I have chosen an adaptation of this quote from Carl Jung for this week's offering because it seems to do a very nice job of speaking to the function of criticism in our world. Not so much whether it is right or wrong, but how the concept may be impacting our success. In fact, I would imagine that almost all of us want to be more effective in our own lives and in our interactions with others, and therefore, I suggest that we look at this statement to see if it might contain good information as to how we might want to become more purposeful in our use of criticism as a tool for influence and/or change.

For example, it's probably fair to say that all of us have been critical of ourselves or others at some time in our lives. We might criticize ourselves for making some mistake or for failing to live up to some personal standard or ideal. We criticize our government for making decisions and/or enacting policies with which we disagree. We criticize our children for their disobedience or mistakes. We even criticize strangers for their behavior, choice of clothing, language, religion, or anything else with which we disapprove.

Of course, as you know, if you have been following these quotes and comments for any length of time, it is never my goal to "criticize" or sit in judgment of your choices. I just wonder (given Dr. Jung's quote) whether we are truly using the concept of criticism in a way that is truly serving us? For example, Dr. Jung says that criticism can be an effective form of communication when there is something that must be destroyed, or dissolved. Obviously such concepts as slavery, child abuse, discrimination, and genocide fall into this category, and almost all of us agree that these should indeed be destroyed, dissolved, irradicated, etc. Therefore, to stand up and criticize problems such as these seems very much to be the right thing to do.

However, I wonder if we may also be using criticism when our goal is less to destroy and more to build, inspire and/or help create more productive thoughts or behaviors in ourselves or others? For example, when we are trying to help our children learn a life lesson around compassion, organization, or working and playing well with others… is our goal to destroy or to build?
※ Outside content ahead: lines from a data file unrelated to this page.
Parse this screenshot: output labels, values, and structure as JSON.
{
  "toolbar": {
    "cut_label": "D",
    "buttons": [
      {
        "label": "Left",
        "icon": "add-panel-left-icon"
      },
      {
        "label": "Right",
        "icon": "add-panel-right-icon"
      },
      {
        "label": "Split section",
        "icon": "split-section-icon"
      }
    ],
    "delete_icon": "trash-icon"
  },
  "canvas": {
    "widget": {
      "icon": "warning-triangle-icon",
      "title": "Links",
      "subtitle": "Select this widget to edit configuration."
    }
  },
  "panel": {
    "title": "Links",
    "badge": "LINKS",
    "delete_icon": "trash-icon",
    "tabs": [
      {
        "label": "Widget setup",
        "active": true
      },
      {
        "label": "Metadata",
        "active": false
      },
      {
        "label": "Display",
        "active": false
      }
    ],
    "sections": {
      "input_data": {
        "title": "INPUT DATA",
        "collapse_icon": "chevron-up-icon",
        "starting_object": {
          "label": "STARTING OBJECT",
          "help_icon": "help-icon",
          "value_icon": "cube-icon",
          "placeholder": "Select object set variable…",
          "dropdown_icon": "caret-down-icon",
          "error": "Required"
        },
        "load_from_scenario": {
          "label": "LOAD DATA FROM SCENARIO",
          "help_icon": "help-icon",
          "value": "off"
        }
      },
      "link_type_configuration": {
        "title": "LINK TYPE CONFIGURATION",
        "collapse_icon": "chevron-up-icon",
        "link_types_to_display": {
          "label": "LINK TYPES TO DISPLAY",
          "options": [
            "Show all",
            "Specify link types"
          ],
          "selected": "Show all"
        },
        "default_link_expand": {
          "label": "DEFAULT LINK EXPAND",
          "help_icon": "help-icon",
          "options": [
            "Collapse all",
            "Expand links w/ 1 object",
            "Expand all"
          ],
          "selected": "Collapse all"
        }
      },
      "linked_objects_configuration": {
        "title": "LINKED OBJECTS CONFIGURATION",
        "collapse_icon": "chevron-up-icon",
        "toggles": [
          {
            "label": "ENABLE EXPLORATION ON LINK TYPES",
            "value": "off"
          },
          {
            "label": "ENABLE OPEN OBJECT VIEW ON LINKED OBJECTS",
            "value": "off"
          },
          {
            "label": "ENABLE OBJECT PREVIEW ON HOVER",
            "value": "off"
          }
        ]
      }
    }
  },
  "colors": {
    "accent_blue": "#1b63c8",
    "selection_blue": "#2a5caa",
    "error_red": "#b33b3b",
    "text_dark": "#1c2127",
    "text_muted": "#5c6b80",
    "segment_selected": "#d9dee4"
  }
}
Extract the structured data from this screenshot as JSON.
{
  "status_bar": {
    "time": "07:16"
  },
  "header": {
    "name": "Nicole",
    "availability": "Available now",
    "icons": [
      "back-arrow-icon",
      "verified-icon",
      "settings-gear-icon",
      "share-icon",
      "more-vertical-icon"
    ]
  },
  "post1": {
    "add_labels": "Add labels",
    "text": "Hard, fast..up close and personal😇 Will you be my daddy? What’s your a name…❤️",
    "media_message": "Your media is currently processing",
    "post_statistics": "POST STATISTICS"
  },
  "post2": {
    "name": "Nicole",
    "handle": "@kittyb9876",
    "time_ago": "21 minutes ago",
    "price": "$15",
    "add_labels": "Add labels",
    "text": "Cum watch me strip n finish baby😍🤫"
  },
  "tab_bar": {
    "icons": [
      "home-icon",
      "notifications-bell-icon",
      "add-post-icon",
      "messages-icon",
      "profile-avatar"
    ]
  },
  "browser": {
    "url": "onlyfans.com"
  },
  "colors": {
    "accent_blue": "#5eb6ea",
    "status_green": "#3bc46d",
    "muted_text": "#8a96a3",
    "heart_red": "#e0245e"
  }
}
When we are giving feedback to those we supervise at work, what are we really going for, just reducing their bad behavior or helping them build/create a more effective way of accomplishing a task? When we are criticizing ourselves for some mistake, is our goal to just avoid that behavior, or to build on the experience and use it as good information for what we want to create in the future?

This is where I believe Dr. Jung's quote on the most effective use of criticism can be wonderfully informative to those of us who want to become more influential in our lives and in the lives of others. If there is indeed something that needs to be destroyed, then criticism may be exactly what is called for. However, if our goal is to construct or build something… a responsible, successful child, an effective supervisee, a quality relationship with members of our family, our own self-esteem and self-confidence, then criticism is not the best tool to employ.

Further, those of you who have seen me present or have been following this forum for any length of time know that all thoughts, emotions and behaviors come from specific parts of the brain. The desire to destroy is part of the protective function of the lower 20% (the brainstem) and as such is perfect for a fight or flight situation. However, the desire to build or support effective change comes from the Top of the Mind, or the upper 80% of the brain, and thus being critical can never be constructive. Can we give others good information about how they can achieve their goals? Of course, if they ask, or if that is our responsibility as parents. Does criticism help us build on our strengths and move forward with more confidence and creativity… rarely.

Therefore, I suggest that we make sure of our goal before we begin anything. Are we looking to construct or destroy? Do we reach for the sledge hammer of criticism or the blue print of what we want to build? It is my belief that when we choose from these options in the most purposeful way, our potential for success goes up exponentially. Here's to a life of choosing the right tools for the right job and accessing the best in ourselves and others.
All the best, Dr. Bill